During the day, bush stone-curlews tend to remain inactive, sheltering amongst tall grass or low shrubs and relying on their cryptic plumage to protect them from predators. When disturbed, they freeze motionless, often in odd-looking postures.
The bush Stone-curlew is probably heard more than it is seen. Its call sounds like a wail or a scream in the night. When scared, it screeches – a sound similar to the screech of a possum. When threatened (presumably in the presence of a nest), they may raise their wings wide and high in an impressive threat posture and emit a loud, hoarse hissing noise.
The bush stone-curlew has a broad habitat preference, it can be found in open forest, eucalyptus woodland, rainforest edges, grassy plains, arid scrubland and along inland watercourses. It is a common species in the cities of Brisbane, Cairns & Townsville however is not found in urban areas in the south of its range. It is still abundant in the tropical and sub-tropical north, however has become very rare in the less fertile south where it was once common.
Here at BIG4 Atherton Woodlands Tourist Park we are very lucky to have daily sightings of the Curlews in the gardens. We currently have mum & dad sitting on two eggs on a powered site at the rear of the Park.
They are very protective of their family to be and are very cute (and interesting) to watch.
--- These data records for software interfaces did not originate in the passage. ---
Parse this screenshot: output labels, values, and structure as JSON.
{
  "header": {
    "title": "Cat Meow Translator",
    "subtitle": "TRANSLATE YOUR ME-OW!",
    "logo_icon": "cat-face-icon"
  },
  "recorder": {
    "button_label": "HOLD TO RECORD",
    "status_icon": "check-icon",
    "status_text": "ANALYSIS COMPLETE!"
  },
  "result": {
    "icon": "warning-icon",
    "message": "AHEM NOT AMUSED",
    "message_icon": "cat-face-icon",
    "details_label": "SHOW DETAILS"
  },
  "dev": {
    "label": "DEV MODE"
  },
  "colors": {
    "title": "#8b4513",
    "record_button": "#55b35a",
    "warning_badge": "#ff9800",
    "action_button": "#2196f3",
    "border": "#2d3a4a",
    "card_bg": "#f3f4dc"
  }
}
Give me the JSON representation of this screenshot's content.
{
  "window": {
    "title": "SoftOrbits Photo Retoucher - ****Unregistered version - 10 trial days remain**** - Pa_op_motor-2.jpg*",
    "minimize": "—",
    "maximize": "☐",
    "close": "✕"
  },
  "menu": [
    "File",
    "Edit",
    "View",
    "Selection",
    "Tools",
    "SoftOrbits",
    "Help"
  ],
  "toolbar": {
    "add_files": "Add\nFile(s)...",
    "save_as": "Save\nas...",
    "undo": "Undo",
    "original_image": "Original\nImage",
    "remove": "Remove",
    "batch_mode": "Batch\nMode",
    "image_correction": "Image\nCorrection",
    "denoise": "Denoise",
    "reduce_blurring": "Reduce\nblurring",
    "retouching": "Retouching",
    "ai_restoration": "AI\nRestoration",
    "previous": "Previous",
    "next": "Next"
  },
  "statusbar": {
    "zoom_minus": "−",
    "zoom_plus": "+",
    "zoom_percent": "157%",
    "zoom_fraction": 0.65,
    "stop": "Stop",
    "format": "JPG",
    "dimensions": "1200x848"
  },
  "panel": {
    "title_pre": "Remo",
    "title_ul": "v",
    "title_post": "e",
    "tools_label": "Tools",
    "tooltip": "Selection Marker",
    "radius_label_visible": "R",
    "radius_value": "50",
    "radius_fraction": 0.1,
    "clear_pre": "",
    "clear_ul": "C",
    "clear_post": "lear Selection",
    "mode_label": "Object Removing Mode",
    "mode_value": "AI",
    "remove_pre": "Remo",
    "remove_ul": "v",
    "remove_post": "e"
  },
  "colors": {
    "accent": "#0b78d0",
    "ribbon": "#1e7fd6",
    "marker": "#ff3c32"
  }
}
We will keep you posted as to their progress - you might like to name one!